**Data for processing**:
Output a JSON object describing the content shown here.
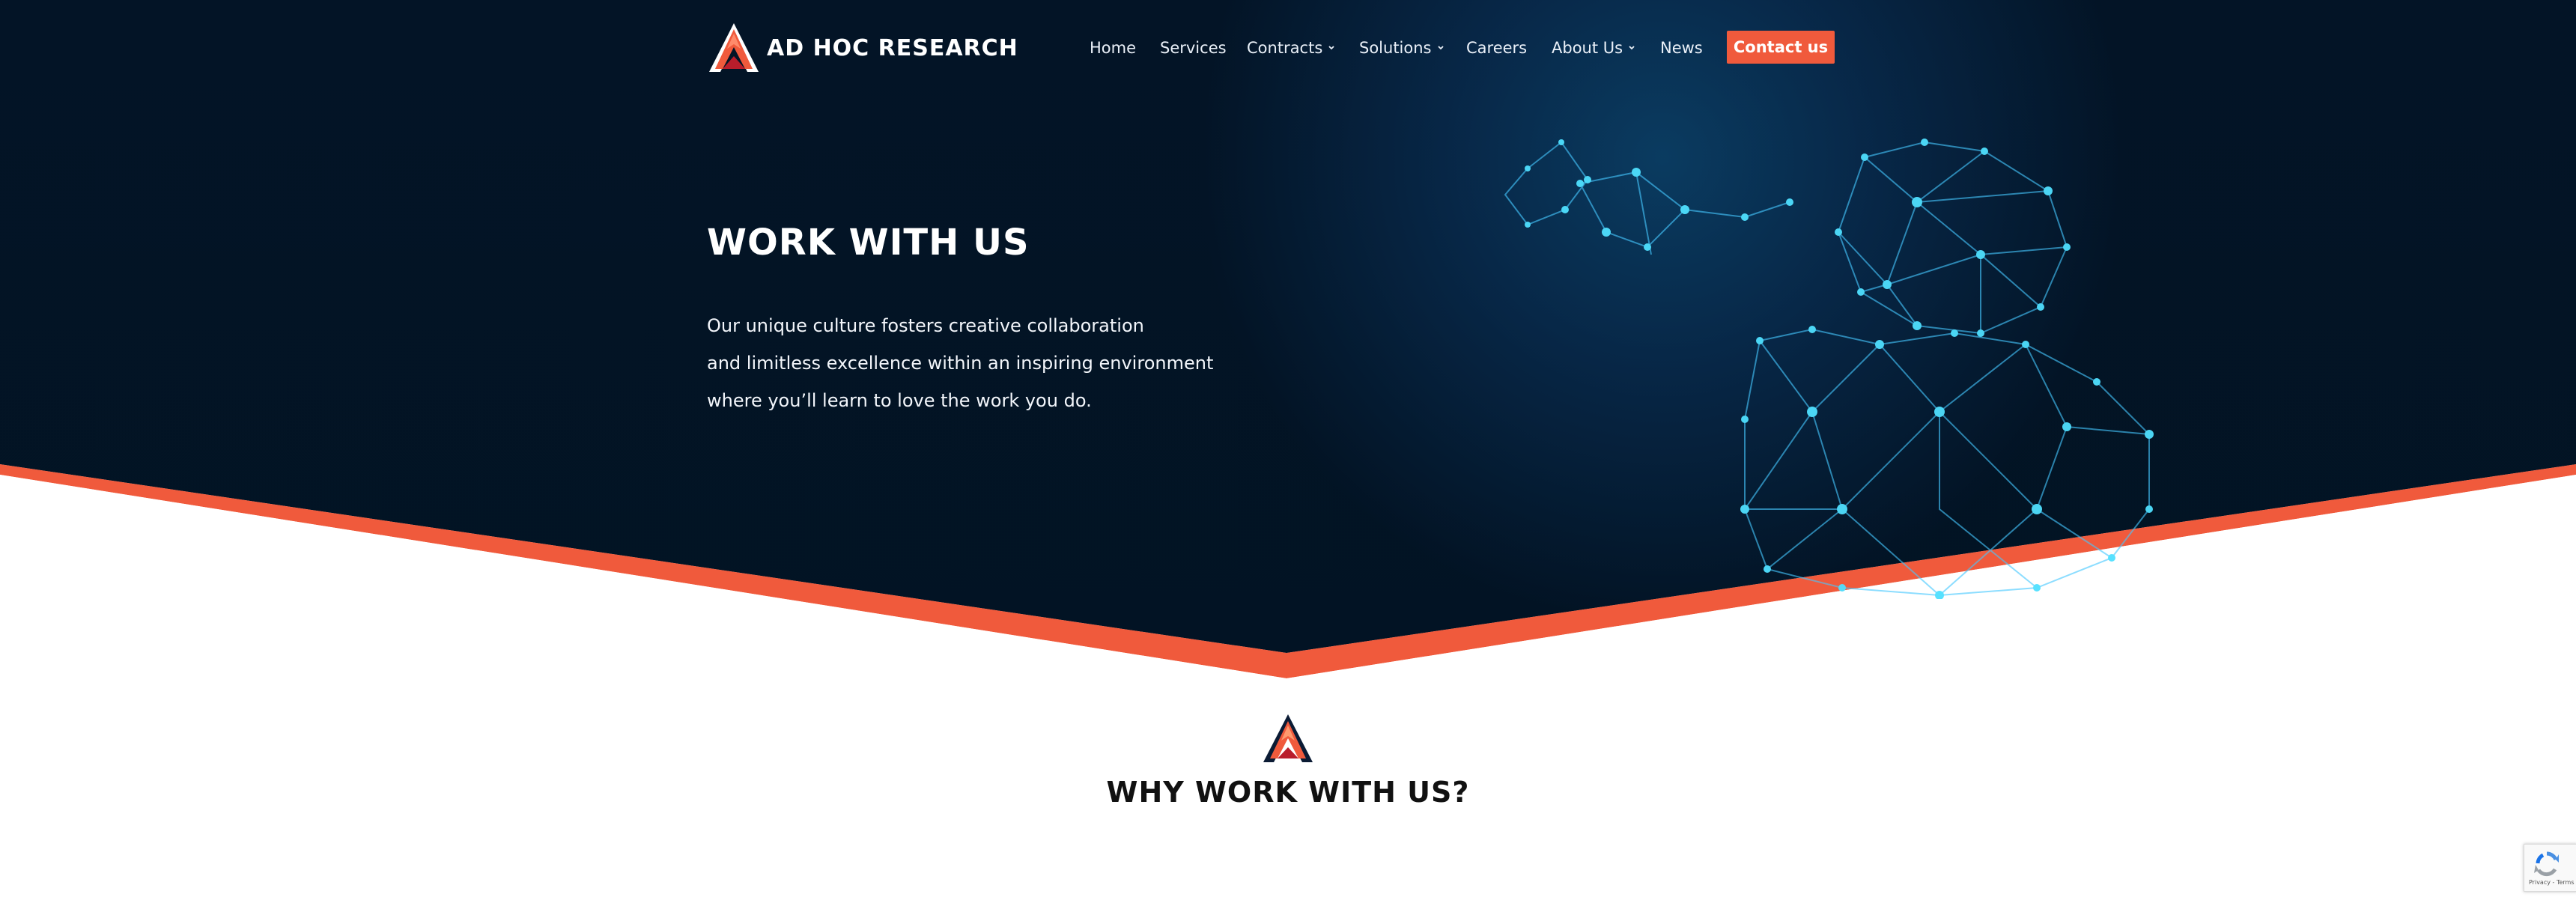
{
  "brand": {
    "name": "AD HOC RESEARCH",
    "accent_color": "#f05a3c",
    "logo_icon": "arrow-a-logo"
  },
  "nav": {
    "items": [
      {
        "label": "Home",
        "has_dropdown": false
      },
      {
        "label": "Services",
        "has_dropdown": false
      },
      {
        "label": "Contracts",
        "has_dropdown": true
      },
      {
        "label": "Solutions",
        "has_dropdown": true
      },
      {
        "label": "Careers",
        "has_dropdown": false
      },
      {
        "label": "About Us",
        "has_dropdown": true
      },
      {
        "label": "News",
        "has_dropdown": false
      }
    ],
    "cta_label": "Contact us"
  },
  "hero": {
    "title": "WORK WITH US",
    "lines": [
      "Our unique culture fosters creative collaboration",
      "and limitless excellence within an inspiring environment",
      "where you’ll learn to love the work you do."
    ],
    "background_color": "#03152b",
    "divider_color": "#f05a3c",
    "illustration": "network-people-icon"
  },
  "section": {
    "title": "WHY WORK WITH US?",
    "icon": "arrow-a-logo"
  },
  "recaptcha": {
    "label": "Privacy - Terms",
    "icon": "recaptcha-icon"
  }
}
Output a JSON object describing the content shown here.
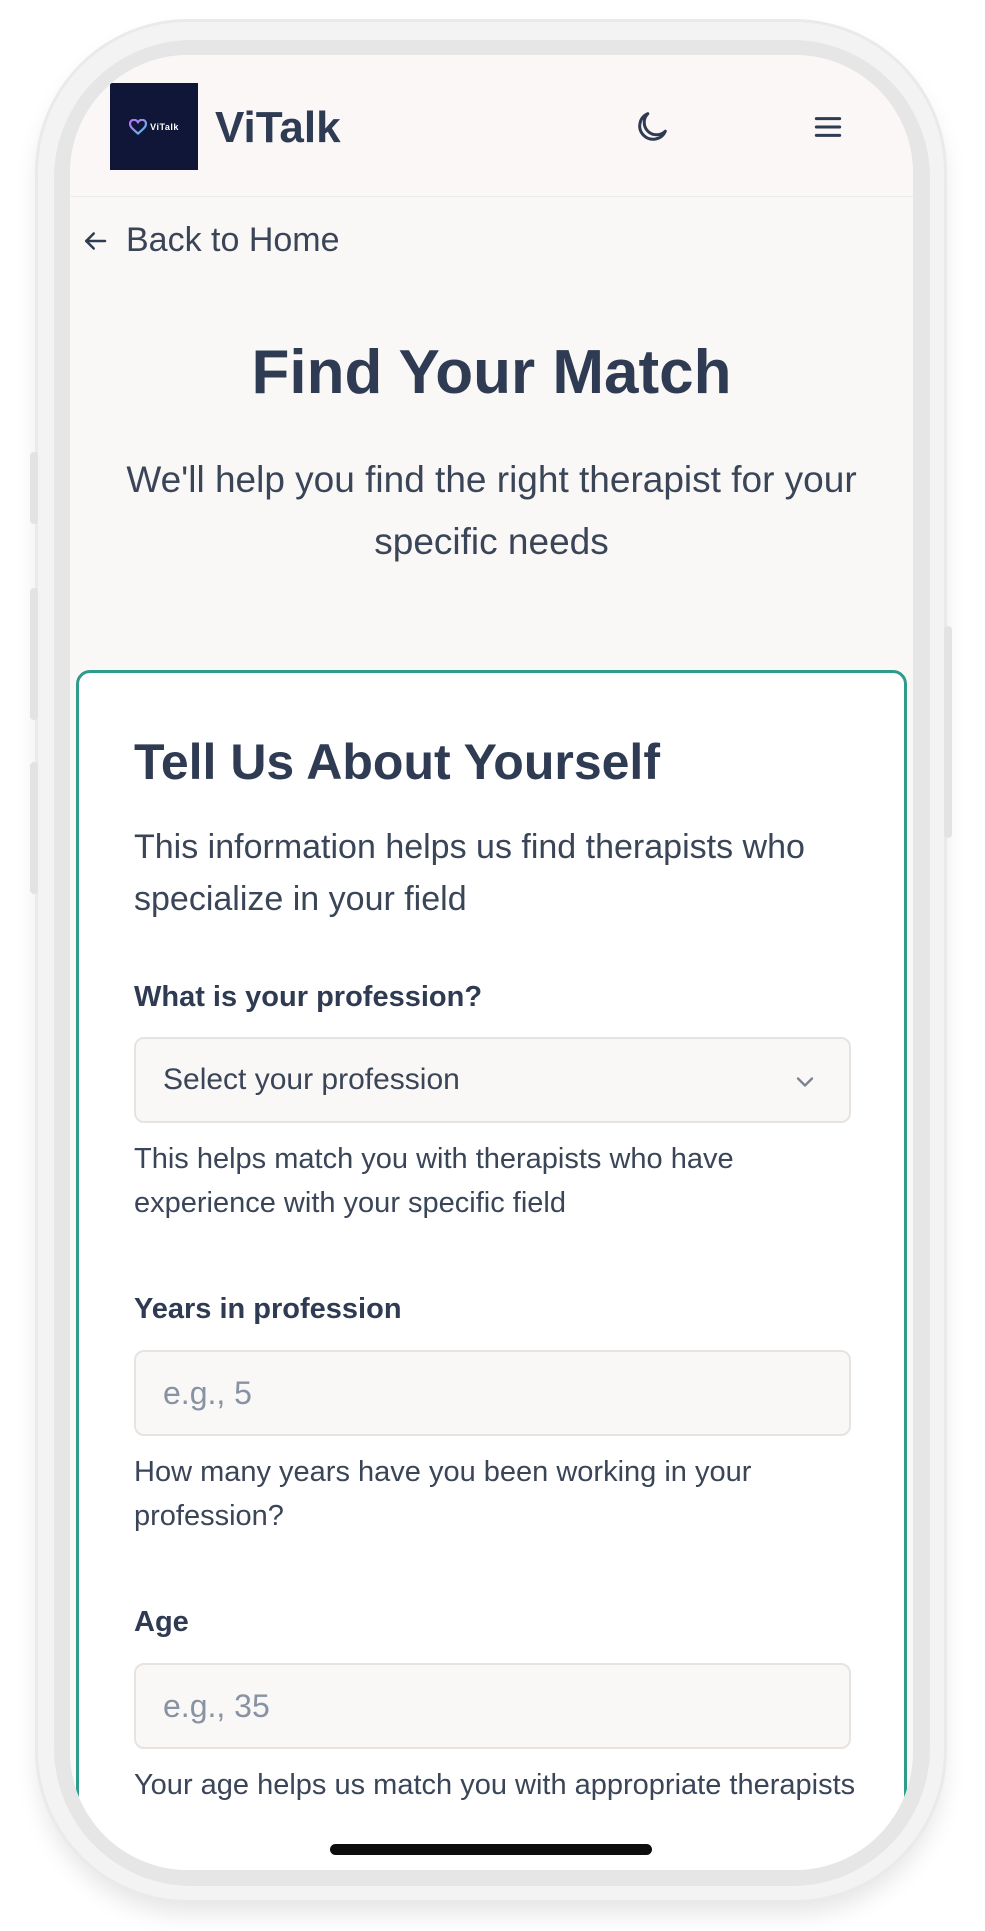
{
  "header": {
    "logo_text": "ViTalk",
    "brand": "ViTalk"
  },
  "nav": {
    "back_label": "Back to Home"
  },
  "hero": {
    "title": "Find Your Match",
    "subtitle": "We'll help you find the right therapist for your specific needs"
  },
  "form": {
    "title": "Tell Us About Yourself",
    "description": "This information helps us find therapists who specialize in your field",
    "profession": {
      "label": "What is your profession?",
      "selected": "Select your profession",
      "help": "This helps match you with therapists who have experience with your specific field"
    },
    "years": {
      "label": "Years in profession",
      "placeholder": "e.g., 5",
      "help": "How many years have you been working in your profession?"
    },
    "age": {
      "label": "Age",
      "placeholder": "e.g., 35",
      "help": "Your age helps us match you with appropriate therapists"
    }
  },
  "colors": {
    "accent": "#2f9b8b",
    "logo_bg": "#0f1638",
    "text_primary": "#2f3b52"
  },
  "icons": [
    "heart-logo-icon",
    "moon-icon",
    "hamburger-menu-icon",
    "arrow-left-icon",
    "chevron-down-icon"
  ]
}
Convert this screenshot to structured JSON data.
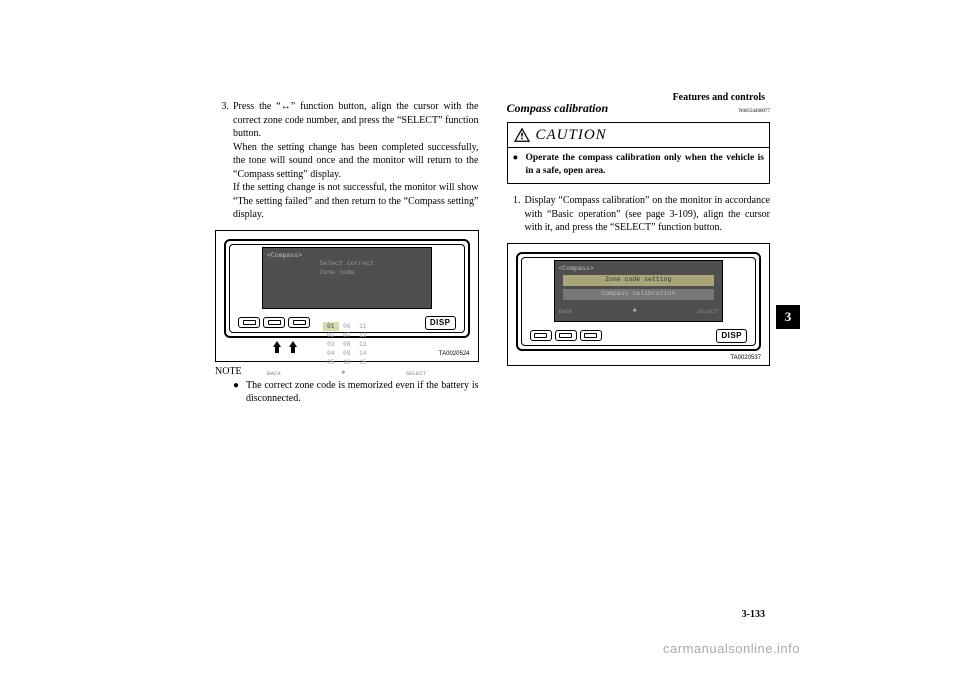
{
  "header": {
    "section": "Features and controls",
    "page_num": "3-133",
    "chapter_tab": "3"
  },
  "left": {
    "step_num": "3.",
    "step_a": "Press the “",
    "step_a_glyph": "↔",
    "step_b": "” function button, align the cursor with the correct zone code number, and press the “SELECT” function button.",
    "para2": "When the setting change has been completed successfully, the tone will sound once and the monitor will return to the “Compass setting” display.",
    "para3": "If the setting change is not successful, the monitor will show “The setting failed” and then return to the “Compass setting” display.",
    "note_label": "NOTE",
    "note_text": "The correct zone code is memorized even if the battery is disconnected."
  },
  "right": {
    "title": "Compass calibration",
    "title_code": "N00534400077",
    "caution_label": "CAUTION",
    "caution_text": "Operate the compass calibration only when the vehicle is in a safe, open area.",
    "step_num": "1.",
    "step_text": "Display “Compass calibration” on the monitor in accordance with “Basic operation” (see page 3-109), align the cursor with it, and press the “SELECT” function button."
  },
  "fig1": {
    "code": "TA0020524",
    "disp": "DISP",
    "screen_title": "<Compass>",
    "screen_msg": "Select correct\nzone code",
    "softbar_back": "BACK",
    "softbar_select": "SELECT",
    "diamond": "◆",
    "zones": [
      "01",
      "06",
      "11",
      "02",
      "07",
      "12",
      "03",
      "08",
      "13",
      "04",
      "09",
      "14",
      "05",
      "10",
      "15"
    ],
    "highlight": 0
  },
  "fig2": {
    "code": "TA0020537",
    "disp": "DISP",
    "screen_title": "<Compass>",
    "menu1": "Zone code setting",
    "menu2": "Compass calibration",
    "softbar_back": "BACK",
    "softbar_select": "SELECT",
    "diamond": "◆"
  },
  "watermark": "carmanualsonline.info"
}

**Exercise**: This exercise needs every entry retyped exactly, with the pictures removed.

**Solution**:
Output a JSON object describing the content shown here.
{
  "brand": {
    "name": "AD HOC RESEARCH",
    "accent_color": "#f05a3c",
    "logo_icon": "arrow-a-logo"
  },
  "nav": {
    "items": [
      {
        "label": "Home",
        "has_dropdown": false
      },
      {
        "label": "Services",
        "has_dropdown": false
      },
      {
        "label": "Contracts",
        "has_dropdown": true
      },
      {
        "label": "Solutions",
        "has_dropdown": true
      },
      {
        "label": "Careers",
        "has_dropdown": false
      },
      {
        "label": "About Us",
        "has_dropdown": true
      },
      {
        "label": "News",
        "has_dropdown": false
      }
    ],
    "cta_label": "Contact us"
  },
  "hero": {
    "title": "WORK WITH US",
    "lines": [
      "Our unique culture fosters creative collaboration",
      "and limitless excellence within an inspiring environment",
      "where you’ll learn to love the work you do."
    ],
    "background_color": "#03152b",
    "divider_color": "#f05a3c",
    "illustration": "network-people-icon"
  },
  "section": {
    "title": "WHY WORK WITH US?",
    "icon": "arrow-a-logo"
  },
  "recaptcha": {
    "label": "Privacy - Terms",
    "icon": "recaptcha-icon"
  }
}
Output a JSON object describing the content shown here.
{
  "header": {
    "logo_text": "ViTalk",
    "brand": "ViTalk"
  },
  "nav": {
    "back_label": "Back to Home"
  },
  "hero": {
    "title": "Find Your Match",
    "subtitle": "We'll help you find the right therapist for your specific needs"
  },
  "form": {
    "title": "Tell Us About Yourself",
    "description": "This information helps us find therapists who specialize in your field",
    "profession": {
      "label": "What is your profession?",
      "selected": "Select your profession",
      "help": "This helps match you with therapists who have experience with your specific field"
    },
    "years": {
      "label": "Years in profession",
      "placeholder": "e.g., 5",
      "help": "How many years have you been working in your profession?"
    },
    "age": {
      "label": "Age",
      "placeholder": "e.g., 35",
      "help": "Your age helps us match you with appropriate therapists"
    }
  },
  "colors": {
    "accent": "#2f9b8b",
    "logo_bg": "#0f1638",
    "text_primary": "#2f3b52"
  },
  "icons": [
    "heart-logo-icon",
    "moon-icon",
    "hamburger-menu-icon",
    "arrow-left-icon",
    "chevron-down-icon"
  ]
}
Convert this screenshot to structured JSON data.
{
  "header": {
    "section": "Features and controls",
    "page_num": "3-133",
    "chapter_tab": "3"
  },
  "left": {
    "step_num": "3.",
    "step_a": "Press the “",
    "step_a_glyph": "↔",
    "step_b": "” function button, align the cursor with the correct zone code number, and press the “SELECT” function button.",
    "para2": "When the setting change has been completed successfully, the tone will sound once and the monitor will return to the “Compass setting” display.",
    "para3": "If the setting change is not successful, the monitor will show “The setting failed” and then return to the “Compass setting” display.",
    "note_label": "NOTE",
    "note_text": "The correct zone code is memorized even if the battery is disconnected."
  },
  "right": {
    "title": "Compass calibration",
    "title_code": "N00534400077",
    "caution_label": "CAUTION",
    "caution_text": "Operate the compass calibration only when the vehicle is in a safe, open area.",
    "step_num": "1.",
    "step_text": "Display “Compass calibration” on the monitor in accordance with “Basic operation” (see page 3-109), align the cursor with it, and press the “SELECT” function button."
  },
  "fig1": {
    "code": "TA0020524",
    "disp": "DISP",
    "screen_title": "<Compass>",
    "screen_msg": "Select correct\nzone code",
    "softbar_back": "BACK",
    "softbar_select": "SELECT",
    "diamond": "◆",
    "zones": [
      "01",
      "06",
      "11",
      "02",
      "07",
      "12",
      "03",
      "08",
      "13",
      "04",
      "09",
      "14",
      "05",
      "10",
      "15"
    ],
    "highlight": 0
  },
  "fig2": {
    "code": "TA0020537",
    "disp": "DISP",
    "screen_title": "<Compass>",
    "menu1": "Zone code setting",
    "menu2": "Compass calibration",
    "softbar_back": "BACK",
    "softbar_select": "SELECT",
    "diamond": "◆"
  },
  "watermark": "carmanualsonline.info"
}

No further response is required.